Cocoa (sometimes called “cacao” – which is the exact same thing) refers to the nibs of the cocoa bean and is the main ingredient in chocolate. Cocoa is a delicate crop. It can only grow in a narrow band within 10-20 degrees of the equator called the "coffee belt". Think hot temperatures, high humidity, constant rain, shade, protection from wind, and the nurturing embrace of a rainforest environment – that's the natural home of cocoa.
The ideal conditions for cocoa growth are present in only a handful of equatorial countries, with West Africa, specifically Côte d’Ivoire and Ghana, leading the charge, contributing about 70% of the world’s cocoa production.
Unfortunately, these regions are currently facing an unusually warm and dry growing season, courtesy of El Niño, a naturally occurring weather pattern. The impact? Cocoa bean crop growth is has been suffering over the last several years, leading to concerns about a shortage in the future.
Meanwhile, our collective craving for chocolate continues to rise. Global demand has soared. But the repercussions of cocoa woes aren’t immediately apparent in the marketplace —what transpires on cocoa farms takes several years to ripple into the market.

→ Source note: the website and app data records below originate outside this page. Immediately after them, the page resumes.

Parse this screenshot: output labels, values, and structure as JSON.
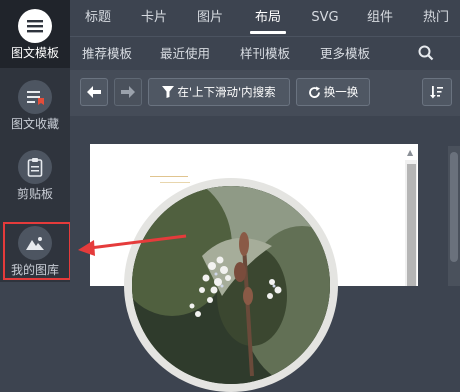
{
  "sidebar": {
    "items": [
      {
        "label": "图文模板",
        "icon": "list-icon",
        "active": true
      },
      {
        "label": "图文收藏",
        "icon": "bookmark-icon",
        "active": false
      },
      {
        "label": "剪贴板",
        "icon": "clipboard-icon",
        "active": false
      },
      {
        "label": "我的图库",
        "icon": "image-icon",
        "active": false
      }
    ]
  },
  "topnav": {
    "tabs": [
      {
        "label": "标题",
        "active": false
      },
      {
        "label": "卡片",
        "active": false
      },
      {
        "label": "图片",
        "active": false
      },
      {
        "label": "布局",
        "active": true
      },
      {
        "label": "SVG",
        "active": false
      },
      {
        "label": "组件",
        "active": false
      },
      {
        "label": "热门",
        "active": false
      }
    ]
  },
  "subnav": {
    "items": [
      "推荐模板",
      "最近使用",
      "样刊模板",
      "更多模板"
    ],
    "search_icon": "search-icon"
  },
  "toolbar": {
    "back_icon": "arrow-left-icon",
    "forward_icon": "arrow-right-icon",
    "filter_label": "在'上下滑动'内搜索",
    "filter_icon": "filter-icon",
    "refresh_label": "换一换",
    "refresh_icon": "refresh-icon",
    "sort_icon": "sort-icon"
  },
  "colors": {
    "sidebar_bg": "#2f343d",
    "nav_bg": "#3d4450",
    "highlight": "#e53b3b"
  }
}
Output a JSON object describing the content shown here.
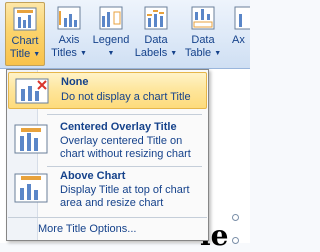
{
  "ribbon": {
    "buttons": [
      {
        "label1": "Chart",
        "label2": "Title",
        "icon": "chart-title-icon"
      },
      {
        "label1": "Axis",
        "label2": "Titles",
        "icon": "axis-titles-icon"
      },
      {
        "label1": "Legend",
        "label2": "",
        "icon": "legend-icon"
      },
      {
        "label1": "Data",
        "label2": "Labels",
        "icon": "data-labels-icon"
      },
      {
        "label1": "Data",
        "label2": "Table",
        "icon": "data-table-icon"
      },
      {
        "label1": "Ax",
        "label2": "",
        "icon": "axes-icon"
      }
    ]
  },
  "menu": {
    "items": [
      {
        "title": "None",
        "desc1": "Do not display a chart Title",
        "desc2": ""
      },
      {
        "title": "Centered Overlay Title",
        "desc1": "Overlay centered Title on",
        "desc2": "chart without resizing chart"
      },
      {
        "title": "Above Chart",
        "desc1": "Display Title at top of chart",
        "desc2": "area and resize chart"
      }
    ],
    "more": "More Title Options..."
  },
  "document": {
    "visible_text": "le"
  },
  "colors": {
    "accent": "#15428b",
    "highlight": "#fddb7c",
    "ribbon": "#dce8f7"
  }
}
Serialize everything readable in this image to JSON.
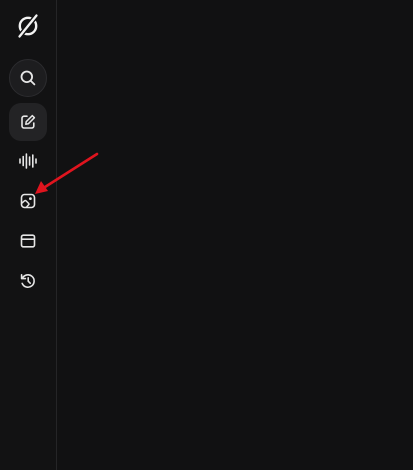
{
  "sidebar": {
    "logo": {
      "icon": "logo-icon"
    },
    "items": [
      {
        "id": "search",
        "icon": "search-icon"
      },
      {
        "id": "compose",
        "icon": "edit-icon",
        "selected": true
      },
      {
        "id": "voice",
        "icon": "waveform-icon"
      },
      {
        "id": "imagine",
        "icon": "image-icon"
      },
      {
        "id": "projects",
        "icon": "folder-icon"
      },
      {
        "id": "history",
        "icon": "history-icon"
      }
    ]
  },
  "annotation": {
    "color": "#e0141e",
    "points_to": "imagine"
  },
  "colors": {
    "background": "#111112",
    "sidebar": "#121213",
    "icon": "#e6e6e6",
    "active_bg": "#232325"
  }
}
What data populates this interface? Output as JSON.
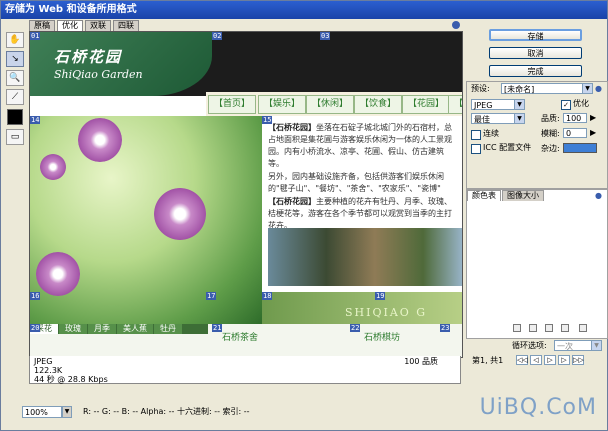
{
  "window": {
    "title": "存储为 Web 和设备所用格式"
  },
  "view_tabs": [
    "原稿",
    "优化",
    "双联",
    "四联"
  ],
  "active_view_tab": 1,
  "tools": [
    "hand-icon",
    "slice-select-icon",
    "zoom-icon",
    "eyedropper-icon"
  ],
  "preview": {
    "logo_cn": "石桥花园",
    "logo_en": "ShiQiao Garden",
    "nav_items": [
      "【首页】",
      "【娱乐】",
      "【休闲】",
      "【饮食】",
      "【花园】",
      "【】"
    ],
    "paragraph1_title": "【石桥花园】",
    "paragraph1": "坐落在石碇子城北城门外的石宿村，总占地面积是集花圃与游客娱乐休闲为一体的人工景观园。内有小桥流水、凉亭、花圃、假山、仿古建筑等。",
    "paragraph2": "另外，园内基础设施齐备，包括供游客们娱乐休闲的\"毽子山\"、\"餐坊\"、\"茶舍\"、\"农家乐\"、\"瓷博\"",
    "paragraph3_title": "【石桥花园】",
    "paragraph3": "主要种植的花卉有牡丹、月季、玫瑰、桔梗花等，游客在各个季节都可以观赏到当季的主打花卉。",
    "strip_logo": "SHIQIAO G",
    "sub_tabs": [
      "采花",
      "玫瑰",
      "月季",
      "美人蕉",
      "牡丹"
    ],
    "box_left_title": "石桥茶舍",
    "box_right_title": "石桥棋坊",
    "slice_numbers": [
      "01",
      "02",
      "03",
      "14",
      "15",
      "16",
      "17",
      "18",
      "19",
      "20",
      "21",
      "22",
      "23"
    ]
  },
  "info": {
    "format": "JPEG",
    "size": "122.3K",
    "time": "44 秒 @ 28.8 Kbps",
    "quality": "100 品质"
  },
  "status": {
    "zoom": "100%",
    "readout": "R: --  G: --  B: --  Alpha: --  十六进制: --  索引: --"
  },
  "buttons": {
    "save": "存储",
    "cancel": "取消",
    "done": "完成"
  },
  "settings": {
    "preset_label": "预设:",
    "preset_value": "[未命名]",
    "format_value": "JPEG",
    "optimize_label": "优化",
    "quality_preset": "最佳",
    "quality_label": "品质:",
    "quality_value": "100",
    "progressive_label": "连续",
    "blur_label": "模糊:",
    "blur_value": "0",
    "icc_label": "ICC 配置文件",
    "matte_label": "杂边:",
    "matte_color": "#3e7fd6"
  },
  "panel": {
    "tabs": [
      "颜色表",
      "图像大小"
    ],
    "loop_label": "循环选项:",
    "loop_value": "一次",
    "frame_label": "第1, 共1"
  },
  "watermark": "UiBQ.CoM"
}
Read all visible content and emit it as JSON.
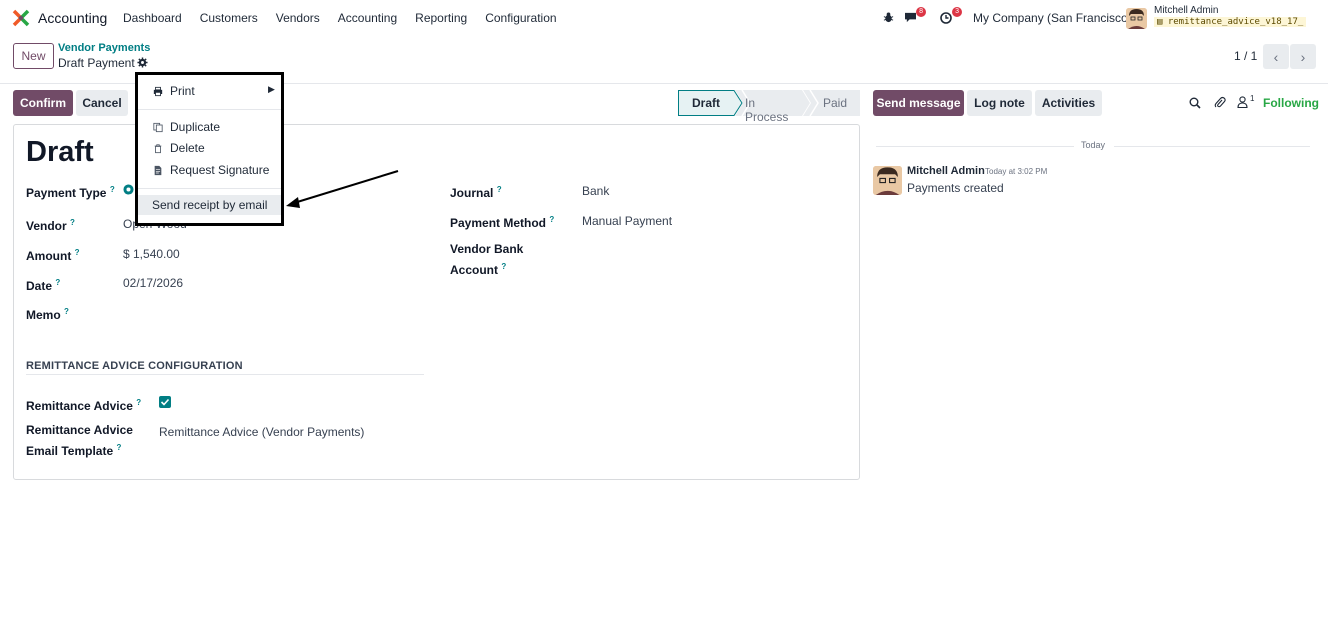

This cause of year's price spike began years ago.
Cocoa beans as a commodity are traded on the open market. As each crop is harvested and beans make their way to ports, the commodity is traded. That trading is subject to the law of supply and demand. Lack of supply means increased prices. With recent poor harvests, the lack of supply has caused commodity prices to spike.
Behind the scenes, a handful of companies (some people call them "Big Chocolate") dominate cocoa trading and processing worldwide, wielding control over the vast majority of chocolate brands. For these big companies, higher cocoa prices tend to mean bad news, because it might mean that less chocolate and cocoa are consumed.
As a fine chocolate business, Cocoa Community Confections view commodity price changes differently than Big Chocolate. We embrace a "less but better" approach, focusing on crafting the finest chocolate in sustainable quantities while ensuring fair prices for cocoa farmers. We've been partners with Rainforest Alliance™ for more than a decade, and now we’re transitioning to Tony’s Open Chain, a global program dedicated to paying living wage premiums directly to cocoa farmers.
Climate change and deforestation are indeed affecting cocoa production, posing long-term challenges. To safeguard the future of cocoa, it's crucial to support the hardworking cocoa farmers, ensuring they earn a reasonable living. After all, without West Africa, there's no chocolate industry as we know it today.
As advocates for sustainable practices, we actively participate in global initiatives like the World Cocoa Foundation and Cocoa & Forests Initiative. These efforts aim to protect forests and adapt to climate change in the cocoa sector.
We already pay a premium price for our couverture chocolate through our certification programs Rainforest Alliance and Tony’s Open Chain. Paying more for chocolate only matters if a bigger share of the price makes its way to the farm.
In response to fluctuating commodity prices, we've taken a measured approach, prioritizing not just our chocolate but also our "less is more" message – reaching as many homes as possible without sudden price increases. An accessible and affordable luxury, mindfully consumed.
Join us in our journey toward a sustainable, ethical indulgence, supporting farmers and cherishing the cocoa bean and the true value of fine chocolate.